Tag Archives: citation

The new citation

Photo courtesy of kharied on Flickr

As we continue to teach students how to seamlessly embed quotations into their writing, it occurs to me that we have developed a new way to cite our sources, namely online and using hyperlinks.

The hyperlinked citations are much more than an attribution of cited sources; they are also:

  • a direct link the the source itself
  • a solution to wordy explanations which interrupt the flow of the sentence
  • a dense and complexly charged way of writing

Here’s an example from a  blog post I was reading this morning:

(Brian Lamb is writing about the notion of curation as a model for teaching)

Yet again, I’m reminded of my favorite band of mad, bad content curators at WFMU (this year’s fundraising marathon is over, but they’ll still take your money), and how its Free Music Archive places curation at the centre of its mission. There’s an interesting interview on 3 Quarks Daily with WFMU station manager (and killer OpenEd 2009 keynoter) Ken Freedman that cuts to the intersection between freeform weirdness and careful curation.

Not only is this hyperlinked method of citation a new way of writing, but it’s also a new way of reading. You might say that the writer has done the work of bringing in the textual background for his ideas, but the reader also has to do the hard work of going to the sources and reading for understanding.

Footnotes? Why have these at the foot of the page when you can embed them directly?

I’m thinking that this hyperlinked writing should be the way of student resources at school and universities. How much richer and more efficient would online resources be which embedded background knowledge and served as a model for referencing sources?

What I like best about hyperlinked citation is that it leads me to places I haven’t discovered, giving me the option of following new research paths, often serendipitous. It’s an exciting way to learn – not didactic, not limiting, but opening up options for independent learning.

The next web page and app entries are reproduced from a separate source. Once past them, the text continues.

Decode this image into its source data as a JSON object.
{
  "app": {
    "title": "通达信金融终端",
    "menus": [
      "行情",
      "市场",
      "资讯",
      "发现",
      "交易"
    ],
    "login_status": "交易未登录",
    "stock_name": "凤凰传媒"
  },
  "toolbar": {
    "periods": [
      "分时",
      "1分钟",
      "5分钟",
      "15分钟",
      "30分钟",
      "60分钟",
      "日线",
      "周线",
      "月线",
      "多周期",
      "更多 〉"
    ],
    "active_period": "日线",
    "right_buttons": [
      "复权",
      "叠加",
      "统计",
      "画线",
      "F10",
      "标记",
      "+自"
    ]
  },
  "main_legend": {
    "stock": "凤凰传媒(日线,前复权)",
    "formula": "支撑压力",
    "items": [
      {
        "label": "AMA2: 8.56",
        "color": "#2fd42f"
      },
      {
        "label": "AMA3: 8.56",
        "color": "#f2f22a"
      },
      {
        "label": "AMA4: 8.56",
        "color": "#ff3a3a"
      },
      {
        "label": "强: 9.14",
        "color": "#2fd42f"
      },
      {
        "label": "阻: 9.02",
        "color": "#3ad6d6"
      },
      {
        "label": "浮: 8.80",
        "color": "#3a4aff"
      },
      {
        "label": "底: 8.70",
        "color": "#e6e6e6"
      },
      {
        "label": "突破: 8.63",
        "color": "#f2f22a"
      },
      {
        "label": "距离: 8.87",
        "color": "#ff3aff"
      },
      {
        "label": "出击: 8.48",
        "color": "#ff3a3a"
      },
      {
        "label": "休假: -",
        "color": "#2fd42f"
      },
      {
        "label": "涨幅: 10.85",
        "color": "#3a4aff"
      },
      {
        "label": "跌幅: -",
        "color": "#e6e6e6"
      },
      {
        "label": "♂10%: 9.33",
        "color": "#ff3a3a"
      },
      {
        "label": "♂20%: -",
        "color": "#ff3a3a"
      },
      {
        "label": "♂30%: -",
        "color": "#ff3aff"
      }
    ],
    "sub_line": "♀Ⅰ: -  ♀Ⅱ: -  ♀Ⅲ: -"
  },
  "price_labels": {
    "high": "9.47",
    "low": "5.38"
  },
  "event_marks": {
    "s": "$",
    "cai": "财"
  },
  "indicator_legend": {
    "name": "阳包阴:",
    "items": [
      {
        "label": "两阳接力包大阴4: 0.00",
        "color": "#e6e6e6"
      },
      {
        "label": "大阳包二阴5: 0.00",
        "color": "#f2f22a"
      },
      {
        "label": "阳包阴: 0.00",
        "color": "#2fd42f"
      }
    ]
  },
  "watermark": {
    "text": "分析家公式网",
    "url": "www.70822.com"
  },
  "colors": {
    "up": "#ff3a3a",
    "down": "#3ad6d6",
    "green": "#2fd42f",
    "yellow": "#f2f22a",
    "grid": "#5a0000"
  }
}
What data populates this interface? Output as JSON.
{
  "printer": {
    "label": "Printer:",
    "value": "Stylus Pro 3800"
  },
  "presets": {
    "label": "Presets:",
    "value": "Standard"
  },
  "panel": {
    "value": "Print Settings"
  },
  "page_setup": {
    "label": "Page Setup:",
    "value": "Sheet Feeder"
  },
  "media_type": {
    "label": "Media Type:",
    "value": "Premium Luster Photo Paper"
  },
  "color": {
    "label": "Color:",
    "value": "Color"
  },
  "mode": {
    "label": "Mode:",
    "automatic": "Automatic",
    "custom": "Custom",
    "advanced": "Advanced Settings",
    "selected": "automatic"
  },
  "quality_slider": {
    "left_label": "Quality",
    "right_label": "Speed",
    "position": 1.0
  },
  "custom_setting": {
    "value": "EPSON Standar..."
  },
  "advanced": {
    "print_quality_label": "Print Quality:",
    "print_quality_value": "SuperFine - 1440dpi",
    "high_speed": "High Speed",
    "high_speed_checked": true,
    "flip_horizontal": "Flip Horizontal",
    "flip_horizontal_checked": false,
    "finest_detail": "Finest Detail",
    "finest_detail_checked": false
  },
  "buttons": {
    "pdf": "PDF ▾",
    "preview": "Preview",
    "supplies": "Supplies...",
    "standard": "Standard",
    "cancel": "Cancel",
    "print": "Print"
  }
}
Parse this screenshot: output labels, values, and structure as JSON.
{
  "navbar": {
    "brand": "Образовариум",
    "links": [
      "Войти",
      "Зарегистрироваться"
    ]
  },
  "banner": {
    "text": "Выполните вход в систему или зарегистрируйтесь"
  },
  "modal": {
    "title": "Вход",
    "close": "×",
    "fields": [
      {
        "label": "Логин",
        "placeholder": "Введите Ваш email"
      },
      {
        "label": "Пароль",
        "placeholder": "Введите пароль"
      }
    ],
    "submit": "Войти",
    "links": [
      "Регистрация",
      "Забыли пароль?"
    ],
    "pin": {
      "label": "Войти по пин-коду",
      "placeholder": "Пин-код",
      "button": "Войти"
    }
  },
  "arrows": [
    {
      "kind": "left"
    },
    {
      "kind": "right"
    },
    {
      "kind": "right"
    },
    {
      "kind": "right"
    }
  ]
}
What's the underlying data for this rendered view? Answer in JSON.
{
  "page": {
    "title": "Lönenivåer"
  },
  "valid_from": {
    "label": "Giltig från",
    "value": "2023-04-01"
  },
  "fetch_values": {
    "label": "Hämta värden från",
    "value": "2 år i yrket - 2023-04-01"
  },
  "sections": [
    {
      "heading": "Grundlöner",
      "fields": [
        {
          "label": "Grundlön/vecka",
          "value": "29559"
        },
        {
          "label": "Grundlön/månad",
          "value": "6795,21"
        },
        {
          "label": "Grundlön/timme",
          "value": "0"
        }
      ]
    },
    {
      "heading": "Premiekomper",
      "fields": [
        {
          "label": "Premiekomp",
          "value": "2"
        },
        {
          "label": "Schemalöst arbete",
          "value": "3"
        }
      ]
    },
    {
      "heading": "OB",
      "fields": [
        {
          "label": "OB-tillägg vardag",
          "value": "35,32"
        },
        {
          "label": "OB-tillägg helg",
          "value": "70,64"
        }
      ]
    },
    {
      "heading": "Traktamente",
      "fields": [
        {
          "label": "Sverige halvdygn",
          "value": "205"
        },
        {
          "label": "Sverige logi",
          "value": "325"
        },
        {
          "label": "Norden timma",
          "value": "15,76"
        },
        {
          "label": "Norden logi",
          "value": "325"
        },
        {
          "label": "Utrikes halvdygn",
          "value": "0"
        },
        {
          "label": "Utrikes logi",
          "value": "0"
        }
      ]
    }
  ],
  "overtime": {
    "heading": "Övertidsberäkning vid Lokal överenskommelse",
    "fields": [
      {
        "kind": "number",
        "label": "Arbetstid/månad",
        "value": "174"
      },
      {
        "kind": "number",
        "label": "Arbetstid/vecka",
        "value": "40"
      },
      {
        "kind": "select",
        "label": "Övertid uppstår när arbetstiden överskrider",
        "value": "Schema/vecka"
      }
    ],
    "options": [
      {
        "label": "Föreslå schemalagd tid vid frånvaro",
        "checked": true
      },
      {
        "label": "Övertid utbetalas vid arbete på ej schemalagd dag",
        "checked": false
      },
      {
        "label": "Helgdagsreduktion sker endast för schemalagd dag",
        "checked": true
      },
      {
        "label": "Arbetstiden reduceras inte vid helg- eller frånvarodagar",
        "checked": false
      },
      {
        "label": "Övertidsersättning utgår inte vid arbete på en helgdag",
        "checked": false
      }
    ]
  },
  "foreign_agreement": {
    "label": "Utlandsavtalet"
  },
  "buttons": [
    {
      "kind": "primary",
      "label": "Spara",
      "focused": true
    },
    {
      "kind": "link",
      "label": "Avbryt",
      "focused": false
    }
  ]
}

Shouldn’t we start to teach students this new way of reading and writing?